Eyeball Licking Trend In Japan Leads To Spike In Infections
By: Angela Mulholland
A bizarre trend in Japan is proving that kissing and canoodling can be all fun and games until somebody licks an eyeball.
The trend involves prying back the eyelids of ones you love to lick their eyeball. The practice, dubbed “worming” or, more clinically, “oculolinctus,” might sound harmless — if somewhat gross — but it appears to be leading to a spike in eye infections.
According to some who have tried eye licking, it can induce erotic sensations, much like another notorious germ-spreading mode of affection: toe-sucking.
One woman named Elektrika Energias, told the Huffington Post she’s hooked on the habit.
“My boyfriend started licking my eyeballs years ago and I just loved it. I’m not with him anymore, but I still like to ask guys to lick my eyeballs,” she said. “I just love it because it turns me on, like sucking on my toes. It makes me feel all tingly.”
But the practice is also a great way to spread mouth germs that have no business being on the eyeball. And those germs can lead to an eye infection called conjunctivitis, better known as “pink eye,” says Dr. Tanya Sitter, an optometrist in Olds, Alta.
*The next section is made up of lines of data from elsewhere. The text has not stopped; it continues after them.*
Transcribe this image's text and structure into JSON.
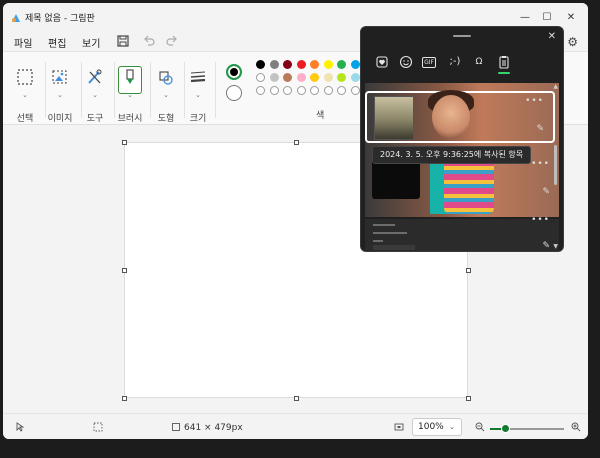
{
  "window": {
    "title": "제목 없음 - 그림판",
    "minimize_glyph": "—",
    "maximize_glyph": "☐",
    "close_glyph": "✕"
  },
  "menu": {
    "items": [
      "파일",
      "편집",
      "보기"
    ],
    "save_icon": "save-icon",
    "undo_icon": "undo-icon",
    "redo_icon": "redo-icon",
    "settings_icon": "gear-icon"
  },
  "ribbon": {
    "groups": [
      {
        "label": "선택",
        "icon": "selection-icon"
      },
      {
        "label": "이미지",
        "icon": "image-icon"
      },
      {
        "label": "도구",
        "icon": "tools-icon"
      },
      {
        "label": "브러시",
        "icon": "brush-icon"
      },
      {
        "label": "도형",
        "icon": "shapes-icon"
      },
      {
        "label": "크기",
        "icon": "size-icon"
      }
    ],
    "color_label": "색",
    "primary_color": "#000000",
    "secondary_color": "#ffffff",
    "palette_row1": [
      "#000000",
      "#7f7f7f",
      "#880015",
      "#ed1c24",
      "#ff7f27",
      "#fff200",
      "#22b14c",
      "#00a2e8"
    ],
    "palette_row2": [
      "#ffffff",
      "#c3c3c3",
      "#b97a57",
      "#ffaec9",
      "#ffc90e",
      "#efe4b0",
      "#b5e61d",
      "#99d9ea"
    ]
  },
  "statusbar": {
    "canvas_size": "641 × 479px",
    "zoom": "100%",
    "zoom_level": 0.2
  },
  "clipboard": {
    "tabs": [
      "favorites-icon",
      "emoji-icon",
      "gif-icon",
      "kaomoji-icon",
      "symbols-icon",
      "clipboard-history-icon"
    ],
    "kaomoji_text": ";-)",
    "gif_text": "GIF",
    "tooltip": "2024. 3. 5. 오후 9:36:25에 복사된 항목",
    "more_glyph": "•••",
    "pin_glyph": "📌"
  }
}
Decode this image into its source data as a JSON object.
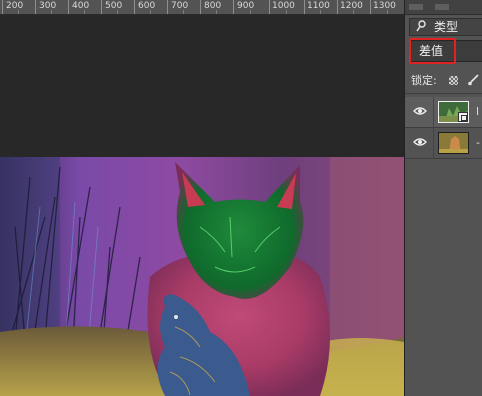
{
  "ruler": {
    "labels": [
      "200",
      "300",
      "400",
      "500",
      "600",
      "700",
      "800",
      "900",
      "1000",
      "1100",
      "1200",
      "1300"
    ]
  },
  "layers_panel": {
    "filter": {
      "label": "类型",
      "icon": "search-icon"
    },
    "blend_mode": {
      "value": "差值",
      "highlighted": true,
      "highlight_color": "#e02222"
    },
    "lock": {
      "label": "锁定:",
      "icons": [
        "lock-transparent-pixels-icon",
        "lock-image-pixels-icon"
      ]
    },
    "layers": [
      {
        "name": "l",
        "visible": true,
        "selected": true,
        "smart_object": true
      },
      {
        "name": "-",
        "visible": true,
        "selected": false,
        "smart_object": false
      }
    ]
  },
  "colors": {
    "workspace": "#282828",
    "panel": "#535353",
    "highlight": "#e02222"
  }
}
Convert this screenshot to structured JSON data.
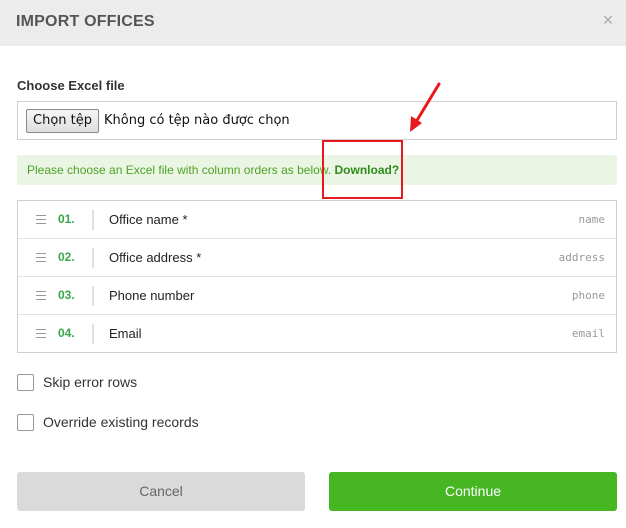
{
  "dialog": {
    "title": "IMPORT OFFICES",
    "close_icon": "×"
  },
  "file": {
    "label": "Choose Excel file",
    "button_label": "Chọn tệp",
    "status": "Không có tệp nào được chọn"
  },
  "alert": {
    "text": "Please choose an Excel file with column orders as below. ",
    "link": "Download?"
  },
  "columns": [
    {
      "number": "01.",
      "name": "Office name *",
      "key": "name"
    },
    {
      "number": "02.",
      "name": "Office address *",
      "key": "address"
    },
    {
      "number": "03.",
      "name": "Phone number",
      "key": "phone"
    },
    {
      "number": "04.",
      "name": "Email",
      "key": "email"
    }
  ],
  "options": {
    "skip_errors": {
      "label": "Skip error rows",
      "checked": false
    },
    "override": {
      "label": "Override existing records",
      "checked": false
    }
  },
  "actions": {
    "cancel_label": "Cancel",
    "continue_label": "Continue"
  },
  "colors": {
    "accent_green": "#46b623",
    "alert_background": "#eaf6e3",
    "annotation_red": "#e8191c"
  }
}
“Most colds and flus and some other infections are spread by saliva, so it’s not surprising that if you’re applying saliva directly to the eye, you’re going to see an increase in bacterial or viral conjunctivitis,” she told CTVNews.ca.
Sitter, who admits she had never heard of “eye-licking” until this week, says even more concerning than pink eye would be the risk of transferring serious pathogens, such as chlamydia bacteria or herpes viruses.
“You’re putting yourself at risk for any kind of infection that can live in your mouth,” she said.
“You can get a herpes infection of the eye. So cold sores in your mouth, they can transfer herpes to the eye. And those infections are incredibly painful and not easy to treat.”
It’s also possible to develop a form conjunctivitis caused by chlamydia bacteria, called trachoma.
“That’s a pretty nasty one,” Sitter says.
The issue of infections caused by eyeball licking was first exposed by the Japanese website Naver Matome and then translated into English this week by another website called Japan Crush.
In the Naver Matome post, a Japanese middle school teacher identified as “Mr. Y,” said he had been noticing that kids in his Grade 6 class were often coming to class with styes, or bumps on the eyelids caused by mild bacterial infections. Then he noticed that as many as 10 children in the same class were wearing eye patches.
He figured out what was going on when he stumbled upon a young couple in a supply closet at the school who were licking each other’s eyeballs. The students were questioned and eventually revealed that eyeball licking had become popular among their classmates.
As for how the trend got started, it’s unclear. Some are pointing to a music video released earlier this year by Japanese band Born in which a woman licks the eyeball of the band’s lead singer.